- Material for the task -
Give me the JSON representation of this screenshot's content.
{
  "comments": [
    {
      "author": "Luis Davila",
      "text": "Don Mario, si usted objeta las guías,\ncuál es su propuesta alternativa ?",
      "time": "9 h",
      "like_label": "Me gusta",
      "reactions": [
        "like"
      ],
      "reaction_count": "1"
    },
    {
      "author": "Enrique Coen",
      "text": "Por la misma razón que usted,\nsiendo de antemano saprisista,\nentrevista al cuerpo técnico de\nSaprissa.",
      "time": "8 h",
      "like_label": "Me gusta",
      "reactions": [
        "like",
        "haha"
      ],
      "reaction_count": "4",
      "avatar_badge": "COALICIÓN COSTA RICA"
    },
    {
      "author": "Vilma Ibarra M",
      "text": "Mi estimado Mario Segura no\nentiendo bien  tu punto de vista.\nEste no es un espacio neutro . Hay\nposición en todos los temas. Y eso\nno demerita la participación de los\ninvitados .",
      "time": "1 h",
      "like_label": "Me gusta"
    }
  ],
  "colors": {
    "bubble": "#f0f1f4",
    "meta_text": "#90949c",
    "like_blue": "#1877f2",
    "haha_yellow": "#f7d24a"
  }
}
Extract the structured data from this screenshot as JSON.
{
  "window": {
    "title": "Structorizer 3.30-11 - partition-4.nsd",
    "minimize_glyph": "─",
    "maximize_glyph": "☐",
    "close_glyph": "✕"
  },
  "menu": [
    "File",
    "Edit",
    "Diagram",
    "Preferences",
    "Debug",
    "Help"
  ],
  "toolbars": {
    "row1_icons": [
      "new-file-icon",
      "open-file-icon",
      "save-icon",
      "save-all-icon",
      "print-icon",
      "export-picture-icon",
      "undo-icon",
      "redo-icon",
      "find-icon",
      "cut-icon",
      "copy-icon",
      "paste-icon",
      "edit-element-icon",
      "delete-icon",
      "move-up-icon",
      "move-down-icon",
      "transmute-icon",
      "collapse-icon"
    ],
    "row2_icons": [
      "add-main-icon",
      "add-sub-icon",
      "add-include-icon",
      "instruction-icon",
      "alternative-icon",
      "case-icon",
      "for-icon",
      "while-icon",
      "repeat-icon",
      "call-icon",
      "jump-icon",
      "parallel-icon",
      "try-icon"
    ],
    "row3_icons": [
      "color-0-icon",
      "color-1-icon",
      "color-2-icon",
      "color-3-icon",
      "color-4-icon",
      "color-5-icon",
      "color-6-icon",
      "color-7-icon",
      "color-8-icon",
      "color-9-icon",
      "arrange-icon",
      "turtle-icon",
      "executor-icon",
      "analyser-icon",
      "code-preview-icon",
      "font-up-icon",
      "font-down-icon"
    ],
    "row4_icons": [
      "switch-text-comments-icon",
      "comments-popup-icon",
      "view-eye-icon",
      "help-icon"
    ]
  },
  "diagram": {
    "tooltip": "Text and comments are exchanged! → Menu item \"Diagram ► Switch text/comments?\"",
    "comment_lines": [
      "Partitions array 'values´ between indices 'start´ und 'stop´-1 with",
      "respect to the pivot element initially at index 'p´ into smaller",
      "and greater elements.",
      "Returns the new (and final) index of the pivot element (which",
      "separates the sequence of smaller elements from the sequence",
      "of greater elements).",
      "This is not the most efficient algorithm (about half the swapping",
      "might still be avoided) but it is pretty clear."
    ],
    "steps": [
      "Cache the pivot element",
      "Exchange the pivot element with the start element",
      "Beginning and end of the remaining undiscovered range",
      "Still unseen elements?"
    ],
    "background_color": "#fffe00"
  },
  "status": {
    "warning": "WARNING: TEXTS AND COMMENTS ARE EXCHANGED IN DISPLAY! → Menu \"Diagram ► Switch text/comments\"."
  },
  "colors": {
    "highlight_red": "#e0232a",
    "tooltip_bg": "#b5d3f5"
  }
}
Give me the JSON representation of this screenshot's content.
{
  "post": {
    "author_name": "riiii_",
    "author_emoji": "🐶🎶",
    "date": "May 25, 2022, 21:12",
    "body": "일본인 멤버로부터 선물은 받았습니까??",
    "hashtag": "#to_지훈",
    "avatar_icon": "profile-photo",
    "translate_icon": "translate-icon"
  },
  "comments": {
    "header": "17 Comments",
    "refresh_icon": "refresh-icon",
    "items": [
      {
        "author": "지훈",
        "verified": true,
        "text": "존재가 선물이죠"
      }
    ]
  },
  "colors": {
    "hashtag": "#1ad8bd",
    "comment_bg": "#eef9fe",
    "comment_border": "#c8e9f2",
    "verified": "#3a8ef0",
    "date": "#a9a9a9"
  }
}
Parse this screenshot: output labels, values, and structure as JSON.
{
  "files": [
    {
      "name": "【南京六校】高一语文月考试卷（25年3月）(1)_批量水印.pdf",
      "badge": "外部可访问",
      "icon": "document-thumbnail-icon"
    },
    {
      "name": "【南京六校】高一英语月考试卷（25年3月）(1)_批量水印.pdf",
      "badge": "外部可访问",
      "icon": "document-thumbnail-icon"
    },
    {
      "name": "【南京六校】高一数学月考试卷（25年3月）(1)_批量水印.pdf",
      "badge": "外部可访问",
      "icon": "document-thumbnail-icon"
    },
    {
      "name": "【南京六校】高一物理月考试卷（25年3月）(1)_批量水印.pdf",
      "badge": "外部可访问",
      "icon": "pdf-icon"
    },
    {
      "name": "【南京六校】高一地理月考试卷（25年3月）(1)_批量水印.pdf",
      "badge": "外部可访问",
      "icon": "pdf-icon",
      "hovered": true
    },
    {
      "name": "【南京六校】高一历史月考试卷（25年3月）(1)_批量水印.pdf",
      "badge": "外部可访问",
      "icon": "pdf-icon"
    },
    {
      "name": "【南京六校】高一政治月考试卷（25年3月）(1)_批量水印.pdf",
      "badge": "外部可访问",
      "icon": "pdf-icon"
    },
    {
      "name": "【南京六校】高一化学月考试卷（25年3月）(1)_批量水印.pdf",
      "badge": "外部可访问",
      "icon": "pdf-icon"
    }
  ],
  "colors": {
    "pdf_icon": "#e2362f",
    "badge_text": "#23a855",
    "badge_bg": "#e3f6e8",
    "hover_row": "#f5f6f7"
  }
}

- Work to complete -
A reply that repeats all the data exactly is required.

- Expected answer -
Give me the JSON representation of this screenshot's content.
{
  "comments": [
    {
      "author": "Luis Davila",
      "text": "Don Mario, si usted objeta las guías,\ncuál es su propuesta alternativa ?",
      "time": "9 h",
      "like_label": "Me gusta",
      "reactions": [
        "like"
      ],
      "reaction_count": "1"
    },
    {
      "author": "Enrique Coen",
      "text": "Por la misma razón que usted,\nsiendo de antemano saprisista,\nentrevista al cuerpo técnico de\nSaprissa.",
      "time": "8 h",
      "like_label": "Me gusta",
      "reactions": [
        "like",
        "haha"
      ],
      "reaction_count": "4",
      "avatar_badge": "COALICIÓN COSTA RICA"
    },
    {
      "author": "Vilma Ibarra M",
      "text": "Mi estimado Mario Segura no\nentiendo bien  tu punto de vista.\nEste no es un espacio neutro . Hay\nposición en todos los temas. Y eso\nno demerita la participación de los\ninvitados .",
      "time": "1 h",
      "like_label": "Me gusta"
    }
  ],
  "colors": {
    "bubble": "#f0f1f4",
    "meta_text": "#90949c",
    "like_blue": "#1877f2",
    "haha_yellow": "#f7d24a"
  }
}
Extract the structured data from this screenshot as JSON.
{
  "window": {
    "title": "Structorizer 3.30-11 - partition-4.nsd",
    "minimize_glyph": "─",
    "maximize_glyph": "☐",
    "close_glyph": "✕"
  },
  "menu": [
    "File",
    "Edit",
    "Diagram",
    "Preferences",
    "Debug",
    "Help"
  ],
  "toolbars": {
    "row1_icons": [
      "new-file-icon",
      "open-file-icon",
      "save-icon",
      "save-all-icon",
      "print-icon",
      "export-picture-icon",
      "undo-icon",
      "redo-icon",
      "find-icon",
      "cut-icon",
      "copy-icon",
      "paste-icon",
      "edit-element-icon",
      "delete-icon",
      "move-up-icon",
      "move-down-icon",
      "transmute-icon",
      "collapse-icon"
    ],
    "row2_icons": [
      "add-main-icon",
      "add-sub-icon",
      "add-include-icon",
      "instruction-icon",
      "alternative-icon",
      "case-icon",
      "for-icon",
      "while-icon",
      "repeat-icon",
      "call-icon",
      "jump-icon",
      "parallel-icon",
      "try-icon"
    ],
    "row3_icons": [
      "color-0-icon",
      "color-1-icon",
      "color-2-icon",
      "color-3-icon",
      "color-4-icon",
      "color-5-icon",
      "color-6-icon",
      "color-7-icon",
      "color-8-icon",
      "color-9-icon",
      "arrange-icon",
      "turtle-icon",
      "executor-icon",
      "analyser-icon",
      "code-preview-icon",
      "font-up-icon",
      "font-down-icon"
    ],
    "row4_icons": [
      "switch-text-comments-icon",
      "comments-popup-icon",
      "view-eye-icon",
      "help-icon"
    ]
  },
  "diagram": {
    "tooltip": "Text and comments are exchanged! → Menu item \"Diagram ► Switch text/comments?\"",
    "comment_lines": [
      "Partitions array 'values´ between indices 'start´ und 'stop´-1 with",
      "respect to the pivot element initially at index 'p´ into smaller",
      "and greater elements.",
      "Returns the new (and final) index of the pivot element (which",
      "separates the sequence of smaller elements from the sequence",
      "of greater elements).",
      "This is not the most efficient algorithm (about half the swapping",
      "might still be avoided) but it is pretty clear."
    ],
    "steps": [
      "Cache the pivot element",
      "Exchange the pivot element with the start element",
      "Beginning and end of the remaining undiscovered range",
      "Still unseen elements?"
    ],
    "background_color": "#fffe00"
  },
  "status": {
    "warning": "WARNING: TEXTS AND COMMENTS ARE EXCHANGED IN DISPLAY! → Menu \"Diagram ► Switch text/comments\"."
  },
  "colors": {
    "highlight_red": "#e0232a",
    "tooltip_bg": "#b5d3f5"
  }
}
Give me the JSON representation of this screenshot's content.
{
  "post": {
    "author_name": "riiii_",
    "author_emoji": "🐶🎶",
    "date": "May 25, 2022, 21:12",
    "body": "일본인 멤버로부터 선물은 받았습니까??",
    "hashtag": "#to_지훈",
    "avatar_icon": "profile-photo",
    "translate_icon": "translate-icon"
  },
  "comments": {
    "header": "17 Comments",
    "refresh_icon": "refresh-icon",
    "items": [
      {
        "author": "지훈",
        "verified": true,
        "text": "존재가 선물이죠"
      }
    ]
  },
  "colors": {
    "hashtag": "#1ad8bd",
    "comment_bg": "#eef9fe",
    "comment_border": "#c8e9f2",
    "verified": "#3a8ef0",
    "date": "#a9a9a9"
  }
}
Parse this screenshot: output labels, values, and structure as JSON.
{
  "files": [
    {
      "name": "【南京六校】高一语文月考试卷（25年3月）(1)_批量水印.pdf",
      "badge": "外部可访问",
      "icon": "document-thumbnail-icon"
    },
    {
      "name": "【南京六校】高一英语月考试卷（25年3月）(1)_批量水印.pdf",
      "badge": "外部可访问",
      "icon": "document-thumbnail-icon"
    },
    {
      "name": "【南京六校】高一数学月考试卷（25年3月）(1)_批量水印.pdf",
      "badge": "外部可访问",
      "icon": "document-thumbnail-icon"
    },
    {
      "name": "【南京六校】高一物理月考试卷（25年3月）(1)_批量水印.pdf",
      "badge": "外部可访问",
      "icon": "pdf-icon"
    },
    {
      "name": "【南京六校】高一地理月考试卷（25年3月）(1)_批量水印.pdf",
      "badge": "外部可访问",
      "icon": "pdf-icon",
      "hovered": true
    },
    {
      "name": "【南京六校】高一历史月考试卷（25年3月）(1)_批量水印.pdf",
      "badge": "外部可访问",
      "icon": "pdf-icon"
    },
    {
      "name": "【南京六校】高一政治月考试卷（25年3月）(1)_批量水印.pdf",
      "badge": "外部可访问",
      "icon": "pdf-icon"
    },
    {
      "name": "【南京六校】高一化学月考试卷（25年3月）(1)_批量水印.pdf",
      "badge": "外部可访问",
      "icon": "pdf-icon"
    }
  ],
  "colors": {
    "pdf_icon": "#e2362f",
    "badge_text": "#23a855",
    "badge_bg": "#e3f6e8",
    "hover_row": "#f5f6f7"
  }
}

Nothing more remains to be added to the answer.